©2016 Bush (My son’s drawing when he was aged 5)

After my recent visit to the Serpentine Pavilion designed by Architect Bjarke Ingels, I thought about my son an how inspirational this building could be to him and other younger viewers especially ones who loves Lego.

When I got home I showed my 8 year ago son the photos I had taken of the pavilion and I hope to take him to see it. I explained how the architect may have used Lego and looked at the way it stacks and interlinks to come up with the concept of the Serpentine. I hope that next time he plays with his Lego his mind might starting imagining all sorts of wild possibilities. These possibilities are endless and he should avoid getting stuck by thinking too much like I do, wondering if it is good enough.
If you’re in the Hyde Park area of London l fully recommend the short walk into the park to see it, it is on until 9th October.

A moment of reflection maybe in order and review of Mary Heilmann exhibition

©Stuart Bush A moment of refection maybe in order, oil on canvas, 150 x 85cm
©Stuart Bush A moment of reflection maybe in order, oil on canvas, 150 x 85cm – £1500 + shipping enquiry

The intention of my painting, ‘A moment of reflection maybe in order’ was partly to dissect appearance and to attempt to penetrate life’s underlying structure.  It was painted following my research into existentialism, the philosophy that sought to identify man’s significance in a meaningless universe.

A review of Mary Heilmann exhibition, ‘Looking at pictures’ at the Whitechapel Gallery in London

Exhibition continues until 21 August 2016.

I received an email from the Whitechapel Gallery inviting me to visit an exhibition of Mary Heilman’s work.  I immediately wanted to visit the show after seeing an image of the painting ‘Crashing Waves’ in the email.  I was intrigued by the dynamic and simple composition in the painting and wanted to see the original, so I made my way to the show as soon as I could.

©Mary Heilmann, Crashing Wave 2011 oil on canvas
©Mary Heilmann, Crashing Wave 2011 oil on canvas

Mary Heilmann was born in 1940 in California.  Much of her work is inspired by time on the west coast of America.  She had her first solo show in New York in 1970 at the Whitney Museum of American Art and is still working today in her seventies, living and working in New York.

The show at the Whitechapel Gallery was quiet when I visited allowing me plenty of space to look and enjoy the high-quality, beautiful works of art. The theme of the show, ‘Looking at Pictures’ embodies the scope and strength of work that is inspired by pop culture and minimalism.  

While viewing ‘Crashing Waves, ‘ I realised Mary Heilmann’s work was astonishingly beautiful.  I was interested in how Mary had let things almost fall out of control in her paintings.  I noticed the painterly marks with their different techniques from runny and washy paint to bold gestural marks were playing off against each other.  Working in this free, spontaneous way must have been very exciting, challenging and a way of learning something new with each painting.  

©Mary Heilmann, Carmelita (2004) oil on canvas
©Mary Heilmann, Carmelita (2004) oil on canvas

In the paintings, ‘Carmilita’ (2004) & ‘Franz West’ (1995), I liked their freeness.
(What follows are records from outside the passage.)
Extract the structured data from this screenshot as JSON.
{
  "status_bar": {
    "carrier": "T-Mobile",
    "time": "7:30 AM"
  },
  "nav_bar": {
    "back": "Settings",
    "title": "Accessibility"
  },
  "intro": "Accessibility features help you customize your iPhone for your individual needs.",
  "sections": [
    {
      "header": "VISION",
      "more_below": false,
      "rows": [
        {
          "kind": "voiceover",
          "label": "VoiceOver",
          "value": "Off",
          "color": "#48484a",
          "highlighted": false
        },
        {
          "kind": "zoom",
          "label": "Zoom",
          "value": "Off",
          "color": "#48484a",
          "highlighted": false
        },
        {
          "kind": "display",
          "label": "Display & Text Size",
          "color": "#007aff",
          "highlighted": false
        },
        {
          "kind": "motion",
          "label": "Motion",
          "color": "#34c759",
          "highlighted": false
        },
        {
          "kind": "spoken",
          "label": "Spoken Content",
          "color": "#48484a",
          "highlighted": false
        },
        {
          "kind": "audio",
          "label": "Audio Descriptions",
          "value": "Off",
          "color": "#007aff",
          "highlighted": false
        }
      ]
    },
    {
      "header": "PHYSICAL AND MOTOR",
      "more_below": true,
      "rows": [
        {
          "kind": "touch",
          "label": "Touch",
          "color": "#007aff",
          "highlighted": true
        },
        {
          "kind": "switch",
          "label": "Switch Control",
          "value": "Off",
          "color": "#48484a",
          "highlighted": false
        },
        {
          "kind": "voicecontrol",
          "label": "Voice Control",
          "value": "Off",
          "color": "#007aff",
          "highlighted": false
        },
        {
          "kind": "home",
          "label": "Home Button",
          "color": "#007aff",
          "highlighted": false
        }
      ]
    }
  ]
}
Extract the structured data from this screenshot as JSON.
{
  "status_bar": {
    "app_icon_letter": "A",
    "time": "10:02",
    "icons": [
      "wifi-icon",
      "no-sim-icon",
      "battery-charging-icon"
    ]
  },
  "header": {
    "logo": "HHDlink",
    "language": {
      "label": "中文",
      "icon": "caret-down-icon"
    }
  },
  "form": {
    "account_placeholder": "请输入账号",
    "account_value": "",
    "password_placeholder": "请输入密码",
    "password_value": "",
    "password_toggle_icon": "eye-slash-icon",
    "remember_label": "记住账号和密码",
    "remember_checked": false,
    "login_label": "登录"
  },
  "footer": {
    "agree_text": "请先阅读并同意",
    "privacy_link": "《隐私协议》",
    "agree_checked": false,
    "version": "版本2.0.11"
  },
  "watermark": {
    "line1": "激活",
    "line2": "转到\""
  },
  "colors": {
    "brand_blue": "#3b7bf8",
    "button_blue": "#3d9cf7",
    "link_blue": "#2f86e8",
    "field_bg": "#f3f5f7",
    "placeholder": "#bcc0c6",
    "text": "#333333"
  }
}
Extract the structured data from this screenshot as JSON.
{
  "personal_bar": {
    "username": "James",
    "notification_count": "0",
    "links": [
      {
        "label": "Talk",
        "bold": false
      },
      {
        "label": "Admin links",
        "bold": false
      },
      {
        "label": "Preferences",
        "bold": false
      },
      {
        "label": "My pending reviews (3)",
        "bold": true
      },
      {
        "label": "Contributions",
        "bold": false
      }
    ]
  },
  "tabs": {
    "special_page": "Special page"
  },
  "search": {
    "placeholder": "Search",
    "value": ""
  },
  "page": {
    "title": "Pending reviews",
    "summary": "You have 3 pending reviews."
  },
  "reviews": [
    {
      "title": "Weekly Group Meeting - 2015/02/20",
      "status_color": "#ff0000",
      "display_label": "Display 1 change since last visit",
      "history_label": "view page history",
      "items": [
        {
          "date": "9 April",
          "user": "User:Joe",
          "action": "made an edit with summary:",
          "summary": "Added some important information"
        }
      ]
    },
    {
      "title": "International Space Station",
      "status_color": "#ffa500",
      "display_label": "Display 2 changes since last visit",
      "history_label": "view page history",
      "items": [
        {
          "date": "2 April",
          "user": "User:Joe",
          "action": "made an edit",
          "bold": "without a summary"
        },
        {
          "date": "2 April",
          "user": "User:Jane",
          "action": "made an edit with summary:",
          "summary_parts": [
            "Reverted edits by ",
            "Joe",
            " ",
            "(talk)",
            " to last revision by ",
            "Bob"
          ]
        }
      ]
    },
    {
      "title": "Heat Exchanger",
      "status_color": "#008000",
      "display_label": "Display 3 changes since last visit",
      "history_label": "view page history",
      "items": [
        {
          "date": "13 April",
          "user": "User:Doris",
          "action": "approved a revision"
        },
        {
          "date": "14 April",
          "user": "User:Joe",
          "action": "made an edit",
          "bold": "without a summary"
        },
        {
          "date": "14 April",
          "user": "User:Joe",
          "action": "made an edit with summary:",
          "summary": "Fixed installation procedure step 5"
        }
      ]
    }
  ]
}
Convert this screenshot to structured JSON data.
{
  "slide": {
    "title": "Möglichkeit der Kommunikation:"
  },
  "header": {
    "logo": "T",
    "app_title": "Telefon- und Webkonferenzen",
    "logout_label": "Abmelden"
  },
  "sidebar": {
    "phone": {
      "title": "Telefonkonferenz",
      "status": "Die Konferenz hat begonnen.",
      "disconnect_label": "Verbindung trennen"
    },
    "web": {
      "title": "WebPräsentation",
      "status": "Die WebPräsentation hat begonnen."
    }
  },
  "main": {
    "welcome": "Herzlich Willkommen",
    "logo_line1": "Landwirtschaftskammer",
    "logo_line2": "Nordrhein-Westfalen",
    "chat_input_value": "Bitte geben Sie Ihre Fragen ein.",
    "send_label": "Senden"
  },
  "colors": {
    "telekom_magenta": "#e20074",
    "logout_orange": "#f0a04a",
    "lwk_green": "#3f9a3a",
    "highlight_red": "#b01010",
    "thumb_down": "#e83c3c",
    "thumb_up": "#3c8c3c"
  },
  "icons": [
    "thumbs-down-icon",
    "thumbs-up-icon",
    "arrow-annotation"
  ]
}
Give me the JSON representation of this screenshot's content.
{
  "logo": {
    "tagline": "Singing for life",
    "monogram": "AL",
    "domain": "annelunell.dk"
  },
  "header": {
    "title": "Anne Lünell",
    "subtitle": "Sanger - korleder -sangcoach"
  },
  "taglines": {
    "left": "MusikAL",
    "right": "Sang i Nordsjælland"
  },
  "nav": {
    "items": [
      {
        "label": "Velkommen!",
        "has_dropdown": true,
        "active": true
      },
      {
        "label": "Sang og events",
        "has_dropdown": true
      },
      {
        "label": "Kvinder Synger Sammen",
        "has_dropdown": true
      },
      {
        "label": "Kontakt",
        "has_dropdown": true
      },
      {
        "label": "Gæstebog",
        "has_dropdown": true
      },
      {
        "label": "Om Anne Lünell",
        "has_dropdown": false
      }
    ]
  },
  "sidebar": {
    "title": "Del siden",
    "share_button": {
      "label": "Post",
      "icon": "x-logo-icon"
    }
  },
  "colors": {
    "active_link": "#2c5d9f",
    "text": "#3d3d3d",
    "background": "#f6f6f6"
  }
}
They felt unconstrained and spontaneous even though I suspect they were carefully contemplated and planned.  There are physical traces of thought and play as if Mary Heilmann was attempting to control and balance the accidents. I’m sure she made other versions of these paintings as it was difficult to control the failures that naturally occur when working this way.  Pulling pictures back from the brink of collapse would have potentially spoiled this free way of working.  I’m sure repetition would have been the solution to keep the paintings lose.  

©Mary Heilmann, Franz West (1995) oil on canvas
©Mary Heilmann, Franz West (1995) oil on canvas

There is bristling energy in Mary Heilmann’s work as she harnesses nature.  She clearly shows she cares passionately about non-representational visual language and the joy of life. Mary’s choice of colours, light and volume are a treat and fill you with warmth from the California sun.  I really enjoyed the exhibition and would recommend checking out it out.  I’m sure it will inspire some vibrant new work in my studio.